All nationalisms—including Arab and Jewish-- have the potential for systematic discrimination on some basis. Palestinians can make the case that Zionism in Palestine has done just that. And that is one reason that this junk may sell.
comments powered by Disqus
Julie A Hofmann - 8/12/2004
It also seemed to me that the article was iffy on the use of Arab v. Muslim. Is there some new, amazing evidence that Islam existed before Gabriel appeared to the Prophet? It seems to me there is plenty of legitimate scholarship out there to deny most radical Zionist claims to historical ownership of the territories under debate, without this crap.
This kind of argument really depresses me, though. I mean, how far back are we supposed to go? How do we account for nomadic cultures? And just to add more happy perspective, let's remember that there are groups of Germans who still claim that much of eastern Europe should belong to Germany ... and I think the Queen is still Duke of Normandy, isn't she?
Oscar Chamberlain - 8/12/2004
I was indeed referring to Gabriel having given the Qu'ran to Muhammad. I should have done so more clearly.
Richard Henry Morgan - 8/12/2004
I just recently read (I'm not sure where, but I think it was from a reputable scholar -- it might have been Barry Powell) that the Palestinians were originally Indo-European speakers settled from Crete. Seems many issues are still undecided.
Richard Henry Morgan - 8/12/2004
I guess he's referring to the fact that Gabriel supposedly dictated the Koran to Mohammed.
Claire H.L. George - 8/12/2004
Mohammed/Gabriel? What do you mean?
Jonathan Dresner - 8/12/2004
Unfortunately, then we're left with 'cultural' claims and property rights, neither of which are particularly strong arguments for either side, so they tend to shy away from them.
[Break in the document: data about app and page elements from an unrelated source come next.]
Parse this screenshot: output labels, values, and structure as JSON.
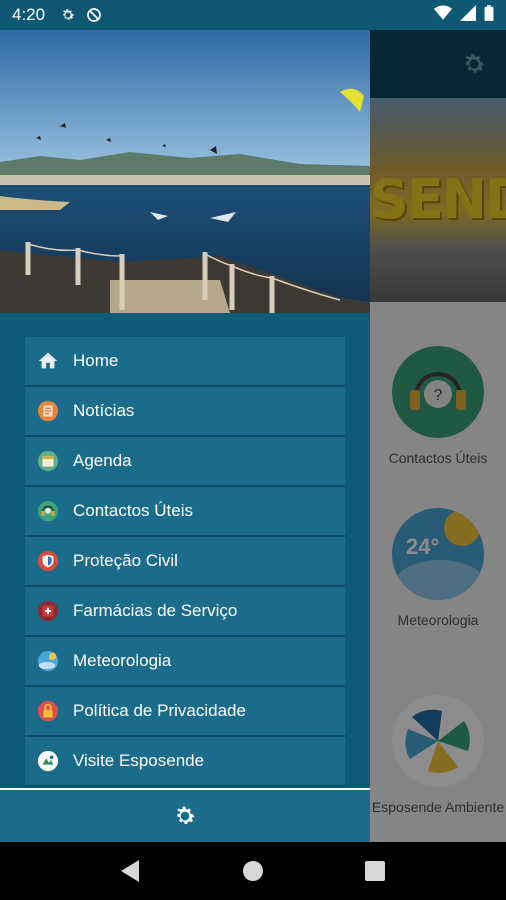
{
  "status_bar": {
    "time": "4:20",
    "icons": [
      "gear-icon",
      "no-disturb-icon",
      "wifi-icon",
      "signal-icon",
      "battery-icon"
    ]
  },
  "drawer": {
    "menu": [
      {
        "label": "Home",
        "icon": "home-icon",
        "color": "#e9eef2"
      },
      {
        "label": "Notícias",
        "icon": "news-icon",
        "color": "#e8843a"
      },
      {
        "label": "Agenda",
        "icon": "calendar-icon",
        "color": "#5fb08a"
      },
      {
        "label": "Contactos Úteis",
        "icon": "headset-icon",
        "color": "#3aa37a"
      },
      {
        "label": "Proteção Civil",
        "icon": "shield-icon",
        "color": "#d9493a"
      },
      {
        "label": "Farmácias de Serviço",
        "icon": "pharmacy-icon",
        "color": "#c6373a"
      },
      {
        "label": "Meteorologia",
        "icon": "weather-icon",
        "color": "#4aa6d8"
      },
      {
        "label": "Política de Privacidade",
        "icon": "lock-icon",
        "color": "#e0504a"
      },
      {
        "label": "Visite Esposende",
        "icon": "visit-icon",
        "color": "#ffffff"
      }
    ],
    "footer_icon": "settings-icon"
  },
  "background": {
    "banner_text": "SENDE",
    "tiles": [
      {
        "label": "Contactos Úteis"
      },
      {
        "label": "Meteorologia",
        "temp": "24°"
      },
      {
        "label": "Esposende Ambiente"
      }
    ]
  },
  "nav_bar": {
    "icons": [
      "back-icon",
      "home-circle-icon",
      "recents-icon"
    ]
  }
}
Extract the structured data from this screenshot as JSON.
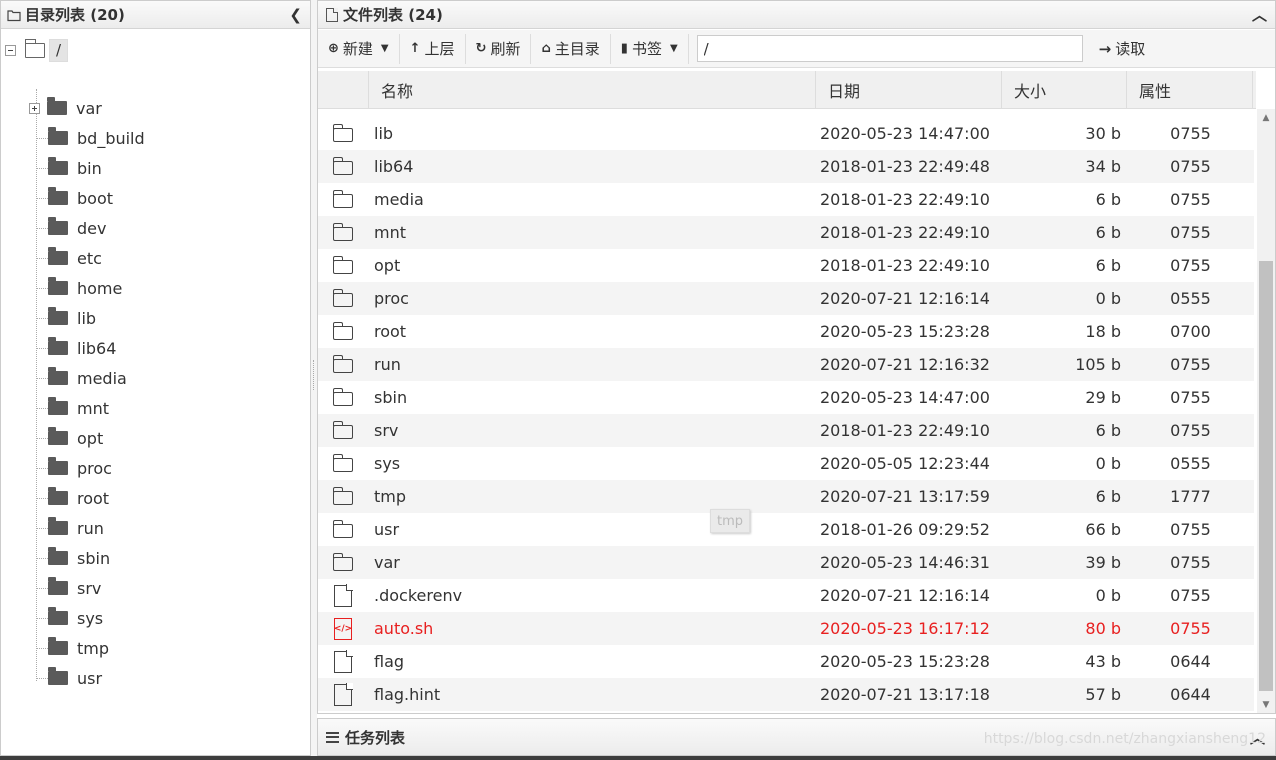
{
  "left_panel": {
    "title": "目录列表 (20)",
    "root_label": "/",
    "items": [
      {
        "label": "var",
        "expandable": true
      },
      {
        "label": "bd_build"
      },
      {
        "label": "bin"
      },
      {
        "label": "boot"
      },
      {
        "label": "dev"
      },
      {
        "label": "etc"
      },
      {
        "label": "home"
      },
      {
        "label": "lib"
      },
      {
        "label": "lib64"
      },
      {
        "label": "media"
      },
      {
        "label": "mnt"
      },
      {
        "label": "opt"
      },
      {
        "label": "proc"
      },
      {
        "label": "root"
      },
      {
        "label": "run"
      },
      {
        "label": "sbin"
      },
      {
        "label": "srv"
      },
      {
        "label": "sys"
      },
      {
        "label": "tmp"
      },
      {
        "label": "usr"
      }
    ]
  },
  "right_panel": {
    "title": "文件列表 (24)",
    "toolbar": {
      "new_label": "新建",
      "up_label": "上层",
      "refresh_label": "刷新",
      "home_label": "主目录",
      "bookmark_label": "书签",
      "path_value": "/",
      "read_label": "读取"
    },
    "columns": [
      "名称",
      "日期",
      "大小",
      "属性"
    ],
    "files": [
      {
        "name": "lib",
        "date": "2020-05-23 14:47:00",
        "size": "30 b",
        "attr": "0755",
        "type": "folder"
      },
      {
        "name": "lib64",
        "date": "2018-01-23 22:49:48",
        "size": "34 b",
        "attr": "0755",
        "type": "folder"
      },
      {
        "name": "media",
        "date": "2018-01-23 22:49:10",
        "size": "6 b",
        "attr": "0755",
        "type": "folder"
      },
      {
        "name": "mnt",
        "date": "2018-01-23 22:49:10",
        "size": "6 b",
        "attr": "0755",
        "type": "folder"
      },
      {
        "name": "opt",
        "date": "2018-01-23 22:49:10",
        "size": "6 b",
        "attr": "0755",
        "type": "folder"
      },
      {
        "name": "proc",
        "date": "2020-07-21 12:16:14",
        "size": "0 b",
        "attr": "0555",
        "type": "folder"
      },
      {
        "name": "root",
        "date": "2020-05-23 15:23:28",
        "size": "18 b",
        "attr": "0700",
        "type": "folder"
      },
      {
        "name": "run",
        "date": "2020-07-21 12:16:32",
        "size": "105 b",
        "attr": "0755",
        "type": "folder"
      },
      {
        "name": "sbin",
        "date": "2020-05-23 14:47:00",
        "size": "29 b",
        "attr": "0755",
        "type": "folder"
      },
      {
        "name": "srv",
        "date": "2018-01-23 22:49:10",
        "size": "6 b",
        "attr": "0755",
        "type": "folder"
      },
      {
        "name": "sys",
        "date": "2020-05-05 12:23:44",
        "size": "0 b",
        "attr": "0555",
        "type": "folder"
      },
      {
        "name": "tmp",
        "date": "2020-07-21 13:17:59",
        "size": "6 b",
        "attr": "1777",
        "type": "folder"
      },
      {
        "name": "usr",
        "date": "2018-01-26 09:29:52",
        "size": "66 b",
        "attr": "0755",
        "type": "folder"
      },
      {
        "name": "var",
        "date": "2020-05-23 14:46:31",
        "size": "39 b",
        "attr": "0755",
        "type": "folder"
      },
      {
        "name": ".dockerenv",
        "date": "2020-07-21 12:16:14",
        "size": "0 b",
        "attr": "0755",
        "type": "file"
      },
      {
        "name": "auto.sh",
        "date": "2020-05-23 16:17:12",
        "size": "80 b",
        "attr": "0755",
        "type": "script",
        "highlight": true
      },
      {
        "name": "flag",
        "date": "2020-05-23 15:23:28",
        "size": "43 b",
        "attr": "0644",
        "type": "file"
      },
      {
        "name": "flag.hint",
        "date": "2020-07-21 13:17:18",
        "size": "57 b",
        "attr": "0644",
        "type": "file"
      }
    ],
    "tooltip": "tmp"
  },
  "task_panel": {
    "title": "任务列表"
  },
  "watermark": "https://blog.csdn.net/zhangxiansheng12",
  "colors": {
    "highlight_red": "#e82020",
    "header_bg": "#ececec"
  }
}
Oh, and international law; that's been helpful, too.
Brian Ulrich - 8/12/2004
The thing about the Jewish history is that for a large chunk for the 1st millennium, Judaism actively sought and got conversions. There was also enough intermarriage between Jews and non-Jews to be meaningful. By the same token, however, the population of Palestine at the time of the Islamic conquests, which probably did have Jewish ancestry - also intermarried with people like the Arabs who wandered in. Which is why all these arguments about who has the ancestral claim are kind of ridiculous. If they're not, then let me know when Wisconsin gets control of northern Europe.
Jonathan Dresner - 8/12/2004
The Khazari claim is interesting: it is true, as I understand it, that there was a Khazari kingdom converted to Judaism, and there is considerable dispute as to whether Ashkenazi Jews descend, in all or in part, from them rather than from genetically contiguous Israelites. But genetic testing has found that those considered Kohen today are descended from a common ancestor roughly 3000 years ago.
Still, there's a fascinating series of arguments here, roughly akin to an old lawyer joke: the scriptures were historically suspect; even if they aren't, we decide what they mean; even if we can't, the Israelites didn't stay Israelites; even if they did, we wiped them out years ago; The Jews today aren't Israelites; even if they are, they're Zionists, so we don't have to care what they think.
- Cultural historian who helped end censorship of "Lady Chatterley's Lover," dies
- Thomas Slaughter interviewed about his new book on the American Revolution
- Historian Michael Ignatieff writes a memoir explaining why he failed in politics
- Olivia Remie Constable, director of the Medieval Institute at Notre Dame since 2009, passes away
- Arizona Historical Society soon could be history